The listing is to be repeated exactly, and its pictures are to be left out.

_Available data:_
• • •
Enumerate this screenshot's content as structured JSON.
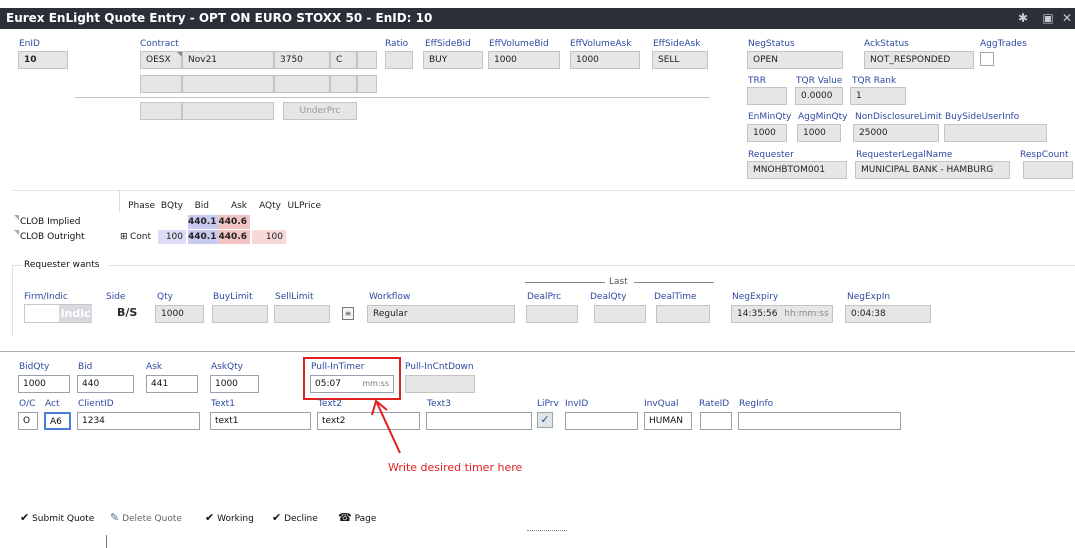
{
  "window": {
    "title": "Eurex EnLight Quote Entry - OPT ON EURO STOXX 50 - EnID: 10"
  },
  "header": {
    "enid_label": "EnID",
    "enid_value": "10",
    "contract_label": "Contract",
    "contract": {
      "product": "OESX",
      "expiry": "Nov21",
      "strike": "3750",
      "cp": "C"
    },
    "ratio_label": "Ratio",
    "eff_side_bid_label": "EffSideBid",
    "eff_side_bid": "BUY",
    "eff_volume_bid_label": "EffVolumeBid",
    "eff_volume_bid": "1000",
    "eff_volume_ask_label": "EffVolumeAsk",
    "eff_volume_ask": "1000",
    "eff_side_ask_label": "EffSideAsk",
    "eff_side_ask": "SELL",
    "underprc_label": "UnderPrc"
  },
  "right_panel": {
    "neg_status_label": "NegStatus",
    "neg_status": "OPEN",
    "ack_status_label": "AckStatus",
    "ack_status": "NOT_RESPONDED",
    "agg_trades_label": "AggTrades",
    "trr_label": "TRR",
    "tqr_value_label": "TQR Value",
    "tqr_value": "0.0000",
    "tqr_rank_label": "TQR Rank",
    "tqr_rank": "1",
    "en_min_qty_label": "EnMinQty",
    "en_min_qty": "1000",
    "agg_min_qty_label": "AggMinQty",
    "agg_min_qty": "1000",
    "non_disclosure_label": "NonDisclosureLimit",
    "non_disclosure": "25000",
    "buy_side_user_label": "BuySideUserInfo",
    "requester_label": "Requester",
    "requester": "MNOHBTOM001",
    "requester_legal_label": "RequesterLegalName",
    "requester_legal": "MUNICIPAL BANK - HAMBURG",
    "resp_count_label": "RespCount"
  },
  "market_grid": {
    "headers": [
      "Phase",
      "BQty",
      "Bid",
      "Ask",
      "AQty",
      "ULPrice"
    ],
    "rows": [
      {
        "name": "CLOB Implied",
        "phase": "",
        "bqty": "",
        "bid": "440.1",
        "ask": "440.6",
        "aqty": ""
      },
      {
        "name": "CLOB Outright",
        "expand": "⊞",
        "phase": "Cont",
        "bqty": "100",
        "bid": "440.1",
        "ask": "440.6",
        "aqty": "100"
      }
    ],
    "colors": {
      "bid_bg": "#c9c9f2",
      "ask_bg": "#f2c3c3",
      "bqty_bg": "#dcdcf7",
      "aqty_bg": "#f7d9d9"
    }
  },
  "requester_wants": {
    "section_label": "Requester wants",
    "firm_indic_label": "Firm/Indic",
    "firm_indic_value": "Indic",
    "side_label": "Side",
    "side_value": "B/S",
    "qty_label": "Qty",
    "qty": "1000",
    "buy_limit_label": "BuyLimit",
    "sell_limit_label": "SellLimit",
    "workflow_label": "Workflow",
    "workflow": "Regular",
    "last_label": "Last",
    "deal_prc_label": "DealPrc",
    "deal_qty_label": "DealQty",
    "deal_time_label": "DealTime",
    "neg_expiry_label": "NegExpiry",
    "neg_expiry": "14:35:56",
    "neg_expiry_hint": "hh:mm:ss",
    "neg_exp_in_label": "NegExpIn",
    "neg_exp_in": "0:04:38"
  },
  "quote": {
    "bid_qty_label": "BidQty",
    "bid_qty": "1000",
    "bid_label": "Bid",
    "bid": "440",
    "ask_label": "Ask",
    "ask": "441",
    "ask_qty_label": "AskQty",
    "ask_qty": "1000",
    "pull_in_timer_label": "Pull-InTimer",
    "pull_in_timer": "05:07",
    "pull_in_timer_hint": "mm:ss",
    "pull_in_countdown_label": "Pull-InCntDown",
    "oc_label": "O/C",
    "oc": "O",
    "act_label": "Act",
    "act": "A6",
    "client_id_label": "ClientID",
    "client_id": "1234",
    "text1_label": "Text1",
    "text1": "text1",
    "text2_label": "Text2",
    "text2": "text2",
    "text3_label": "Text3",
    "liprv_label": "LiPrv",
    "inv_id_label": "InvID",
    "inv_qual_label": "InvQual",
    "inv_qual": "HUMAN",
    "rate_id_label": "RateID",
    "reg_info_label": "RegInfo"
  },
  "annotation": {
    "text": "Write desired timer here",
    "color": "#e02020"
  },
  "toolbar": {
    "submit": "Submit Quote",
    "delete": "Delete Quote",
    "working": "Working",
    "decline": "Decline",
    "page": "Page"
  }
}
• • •
_Solution to the problem:_
Enumerate this screenshot's content as structured JSON.
{
  "window": {
    "title": "Eurex EnLight Quote Entry - OPT ON EURO STOXX 50 - EnID: 10"
  },
  "header": {
    "enid_label": "EnID",
    "enid_value": "10",
    "contract_label": "Contract",
    "contract": {
      "product": "OESX",
      "expiry": "Nov21",
      "strike": "3750",
      "cp": "C"
    },
    "ratio_label": "Ratio",
    "eff_side_bid_label": "EffSideBid",
    "eff_side_bid": "BUY",
    "eff_volume_bid_label": "EffVolumeBid",
    "eff_volume_bid": "1000",
    "eff_volume_ask_label": "EffVolumeAsk",
    "eff_volume_ask": "1000",
    "eff_side_ask_label": "EffSideAsk",
    "eff_side_ask": "SELL",
    "underprc_label": "UnderPrc"
  },
  "right_panel": {
    "neg_status_label": "NegStatus",
    "neg_status": "OPEN",
    "ack_status_label": "AckStatus",
    "ack_status": "NOT_RESPONDED",
    "agg_trades_label": "AggTrades",
    "trr_label": "TRR",
    "tqr_value_label": "TQR Value",
    "tqr_value": "0.0000",
    "tqr_rank_label": "TQR Rank",
    "tqr_rank": "1",
    "en_min_qty_label": "EnMinQty",
    "en_min_qty": "1000",
    "agg_min_qty_label": "AggMinQty",
    "agg_min_qty": "1000",
    "non_disclosure_label": "NonDisclosureLimit",
    "non_disclosure": "25000",
    "buy_side_user_label": "BuySideUserInfo",
    "requester_label": "Requester",
    "requester": "MNOHBTOM001",
    "requester_legal_label": "RequesterLegalName",
    "requester_legal": "MUNICIPAL BANK - HAMBURG",
    "resp_count_label": "RespCount"
  },
  "market_grid": {
    "headers": [
      "Phase",
      "BQty",
      "Bid",
      "Ask",
      "AQty",
      "ULPrice"
    ],
    "rows": [
      {
        "name": "CLOB Implied",
        "phase": "",
        "bqty": "",
        "bid": "440.1",
        "ask": "440.6",
        "aqty": ""
      },
      {
        "name": "CLOB Outright",
        "expand": "⊞",
        "phase": "Cont",
        "bqty": "100",
        "bid": "440.1",
        "ask": "440.6",
        "aqty": "100"
      }
    ],
    "colors": {
      "bid_bg": "#c9c9f2",
      "ask_bg": "#f2c3c3",
      "bqty_bg": "#dcdcf7",
      "aqty_bg": "#f7d9d9"
    }
  },
  "requester_wants": {
    "section_label": "Requester wants",
    "firm_indic_label": "Firm/Indic",
    "firm_indic_value": "Indic",
    "side_label": "Side",
    "side_value": "B/S",
    "qty_label": "Qty",
    "qty": "1000",
    "buy_limit_label": "BuyLimit",
    "sell_limit_label": "SellLimit",
    "workflow_label": "Workflow",
    "workflow": "Regular",
    "last_label": "Last",
    "deal_prc_label": "DealPrc",
    "deal_qty_label": "DealQty",
    "deal_time_label": "DealTime",
    "neg_expiry_label": "NegExpiry",
    "neg_expiry": "14:35:56",
    "neg_expiry_hint": "hh:mm:ss",
    "neg_exp_in_label": "NegExpIn",
    "neg_exp_in": "0:04:38"
  },
  "quote": {
    "bid_qty_label": "BidQty",
    "bid_qty": "1000",
    "bid_label": "Bid",
    "bid": "440",
    "ask_label": "Ask",
    "ask": "441",
    "ask_qty_label": "AskQty",
    "ask_qty": "1000",
    "pull_in_timer_label": "Pull-InTimer",
    "pull_in_timer": "05:07",
    "pull_in_timer_hint": "mm:ss",
    "pull_in_countdown_label": "Pull-InCntDown",
    "oc_label": "O/C",
    "oc": "O",
    "act_label": "Act",
    "act": "A6",
    "client_id_label": "ClientID",
    "client_id": "1234",
    "text1_label": "Text1",
    "text1": "text1",
    "text2_label": "Text2",
    "text2": "text2",
    "text3_label": "Text3",
    "liprv_label": "LiPrv",
    "inv_id_label": "InvID",
    "inv_qual_label": "InvQual",
    "inv_qual": "HUMAN",
    "rate_id_label": "RateID",
    "reg_info_label": "RegInfo"
  },
  "annotation": {
    "text": "Write desired timer here",
    "color": "#e02020"
  },
  "toolbar": {
    "submit": "Submit Quote",
    "delete": "Delete Quote",
    "working": "Working",
    "decline": "Decline",
    "page": "Page"
  }
}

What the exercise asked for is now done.